As for the breaks, people with it are pathologized, and its impacts are used as a shock doctrine to distract the population from inequality and tie the disease to sin, and thus judgment. Miller’s knowledge of Conflict Theory provides a realistic substrate for his world building.
You can win against people. You can’t win against money. Money is a monster, a shape-shifting hydra whose heads you can never cut off. Money can only behave one way. Later, Miller describes money as its own A.I.
The core idea? Nature is innately collectivistic, and the ego under the perversion of capitalism opposes it. Given that we are a eusocial species, the idea resonates.

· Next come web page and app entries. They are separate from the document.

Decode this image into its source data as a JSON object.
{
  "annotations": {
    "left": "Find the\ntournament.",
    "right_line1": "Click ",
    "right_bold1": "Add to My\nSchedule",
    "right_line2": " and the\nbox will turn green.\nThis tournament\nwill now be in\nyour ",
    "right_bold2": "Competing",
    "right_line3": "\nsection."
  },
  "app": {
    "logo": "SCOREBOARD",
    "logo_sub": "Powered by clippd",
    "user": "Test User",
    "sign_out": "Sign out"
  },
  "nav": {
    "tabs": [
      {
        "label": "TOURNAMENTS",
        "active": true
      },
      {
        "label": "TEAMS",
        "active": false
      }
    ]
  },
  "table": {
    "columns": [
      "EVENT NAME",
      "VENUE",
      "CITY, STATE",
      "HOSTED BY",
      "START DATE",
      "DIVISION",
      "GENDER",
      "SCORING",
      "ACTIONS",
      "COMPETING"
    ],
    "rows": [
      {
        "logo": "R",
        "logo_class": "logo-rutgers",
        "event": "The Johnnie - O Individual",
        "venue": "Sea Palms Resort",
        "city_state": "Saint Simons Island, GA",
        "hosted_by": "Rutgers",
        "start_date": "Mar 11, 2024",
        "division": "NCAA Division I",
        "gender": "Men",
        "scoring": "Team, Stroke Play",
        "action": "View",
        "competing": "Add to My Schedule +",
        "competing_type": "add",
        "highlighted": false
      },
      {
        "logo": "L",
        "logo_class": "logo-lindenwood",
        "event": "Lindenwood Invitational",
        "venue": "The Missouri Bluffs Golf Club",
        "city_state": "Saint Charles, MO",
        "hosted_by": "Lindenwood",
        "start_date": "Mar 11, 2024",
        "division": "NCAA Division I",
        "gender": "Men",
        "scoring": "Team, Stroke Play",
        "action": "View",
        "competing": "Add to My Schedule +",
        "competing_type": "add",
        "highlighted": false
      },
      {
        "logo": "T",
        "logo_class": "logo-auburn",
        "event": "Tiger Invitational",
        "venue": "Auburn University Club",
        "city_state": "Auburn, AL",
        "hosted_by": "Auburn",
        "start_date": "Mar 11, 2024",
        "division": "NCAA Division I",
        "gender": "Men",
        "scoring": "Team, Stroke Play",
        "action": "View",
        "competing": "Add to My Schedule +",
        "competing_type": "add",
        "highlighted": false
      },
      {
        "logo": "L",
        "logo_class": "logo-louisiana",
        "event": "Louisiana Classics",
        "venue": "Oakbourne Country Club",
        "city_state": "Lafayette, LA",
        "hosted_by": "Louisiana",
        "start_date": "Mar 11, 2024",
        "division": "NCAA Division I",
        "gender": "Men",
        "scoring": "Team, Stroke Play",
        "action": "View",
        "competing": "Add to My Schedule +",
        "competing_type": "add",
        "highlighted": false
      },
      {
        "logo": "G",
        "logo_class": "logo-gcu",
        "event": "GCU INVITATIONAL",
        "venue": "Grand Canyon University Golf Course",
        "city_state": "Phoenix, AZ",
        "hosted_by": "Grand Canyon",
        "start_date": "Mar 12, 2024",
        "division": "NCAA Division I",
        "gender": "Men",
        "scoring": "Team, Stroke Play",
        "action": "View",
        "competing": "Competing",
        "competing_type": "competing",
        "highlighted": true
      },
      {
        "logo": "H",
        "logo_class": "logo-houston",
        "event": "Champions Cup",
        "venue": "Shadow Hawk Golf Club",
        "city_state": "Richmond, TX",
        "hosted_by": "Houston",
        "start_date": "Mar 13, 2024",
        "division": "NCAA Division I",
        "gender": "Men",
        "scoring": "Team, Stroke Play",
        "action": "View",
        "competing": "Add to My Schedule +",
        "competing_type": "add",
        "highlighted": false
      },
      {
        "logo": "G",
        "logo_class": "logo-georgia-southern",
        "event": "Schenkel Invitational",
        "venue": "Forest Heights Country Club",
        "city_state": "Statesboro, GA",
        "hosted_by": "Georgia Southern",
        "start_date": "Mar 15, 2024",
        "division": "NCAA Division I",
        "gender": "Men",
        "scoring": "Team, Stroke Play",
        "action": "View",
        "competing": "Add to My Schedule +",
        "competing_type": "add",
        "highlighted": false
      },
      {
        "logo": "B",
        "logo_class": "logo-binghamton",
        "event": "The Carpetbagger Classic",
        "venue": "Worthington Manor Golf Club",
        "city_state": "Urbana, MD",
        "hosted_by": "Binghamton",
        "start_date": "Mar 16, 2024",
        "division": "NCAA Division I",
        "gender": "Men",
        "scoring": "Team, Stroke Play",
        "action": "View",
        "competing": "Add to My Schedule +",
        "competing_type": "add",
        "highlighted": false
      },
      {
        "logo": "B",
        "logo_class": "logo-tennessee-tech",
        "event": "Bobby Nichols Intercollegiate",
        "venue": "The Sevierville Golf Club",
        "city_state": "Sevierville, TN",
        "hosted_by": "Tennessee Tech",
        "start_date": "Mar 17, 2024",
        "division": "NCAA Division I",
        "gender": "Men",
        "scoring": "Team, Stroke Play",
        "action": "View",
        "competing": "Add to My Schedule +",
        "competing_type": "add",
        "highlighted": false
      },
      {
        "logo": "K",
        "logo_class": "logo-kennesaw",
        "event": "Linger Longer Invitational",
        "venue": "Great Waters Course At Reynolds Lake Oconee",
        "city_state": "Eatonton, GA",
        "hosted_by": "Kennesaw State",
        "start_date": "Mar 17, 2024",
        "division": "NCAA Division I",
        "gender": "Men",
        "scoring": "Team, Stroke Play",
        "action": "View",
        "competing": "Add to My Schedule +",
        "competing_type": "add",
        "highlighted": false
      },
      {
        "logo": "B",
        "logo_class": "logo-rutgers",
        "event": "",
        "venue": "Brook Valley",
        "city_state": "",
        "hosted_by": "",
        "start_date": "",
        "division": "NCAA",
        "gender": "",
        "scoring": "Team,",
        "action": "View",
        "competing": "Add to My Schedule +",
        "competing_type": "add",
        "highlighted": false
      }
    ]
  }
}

We live our whole lives suspended above the sea…but we forget the true taste of salt. Not the purified stuff we find in kitchen cabinets…The bitter, foul, sea-muck stuff we crawled out of, and live beside, and one day will return to.
With the bond between humans and animals being central to the book, it’s interesting to note that Miller used to work for his family butchering business before becoming a vegetarian (as a sidenote, I am also a vegetarian; isn’t there enough suffering?).
The Orcamancer with all her wild rage and animalistic empathy represents nature. Just as nature was almost destroyed by global warming, her family and her fellow nanobonders were almost wiped out by zealotry. The analog is made clear when, as aforementioned, zealotry and dominance over nature is tied together. She is untamed and her perseverance ultimately triumphs. As for the zealots, they end up chanting 1980’s video game chiptune soundtracks as liturgy in the most hyperreal statement the book makes.
People who only know suffering from stories are never prepared to find themselves inside one.
Stories are valuable here. They are what we brought when we came here; they are what cannot be taken away from us.
There’s enough tropes to label Blackfish City as cyberpunk: Implants, overreliance on A.I., an underdog faction taking control of a classist city gone wrong, a computer hack to empower the homeless, media broadcasts built into epigenetic DNA, a ruthless protagonist guiltless of the blood she sheds, and an intro quote from Delany. However, the writing style is optimistic, not noir, there’s strong environmentalist themes, and the nihilism of classic cyberpunk has been replaced with underlying values that unite the disparate characters. The A.I. running the city would have been the focus of most cyberpunk novels, but here, it’s just an afterthought that has little plot value.
Instead, this book is the most exemplary, pure solarpunk story I’ve ever read. The book’s dystopian, but won’t drag you into the street gutters, as it reads like young adult fiction that grew into adult fiction, which isn’t surprising given that the author has written for young adults. This also drives the very quick pace and short, four-page chapters. As an aside, Milller names Neil Gaiman as one of the men responsible for making the book happen.
The writing style is quite good, with appropriate metaphors relating to the landscape. Each character’s story is easy to follow as is the overall plot, which has just enough action and a good balance between narrative and dialogue. At times, Miller holds back the full extent of his intellect for readability, though he’s does use some less common words such as avuncular and adroitly. The novel’s fun, a lot of fun, I mean there’s a giant polar bear as a sidekick in a trick I thought only Ren Warom could pull off that well; I’m just not sure fun conveys the dystopia Miller’s imagining with his casual demeanor. The genre hopepunk is also quite apropos.
Although I don’t rank books usually, this one is a clear 4 stars out of 5. It demands very little of the reader, yet provides quite a lot of entertainment, and provides insights to muse over regarding our future challenges, and triumphs. I read it in a few days, and they were great days indeed!
Lynn, White. (1969). The Historic Roots of Our Ecologic Crisis. Available here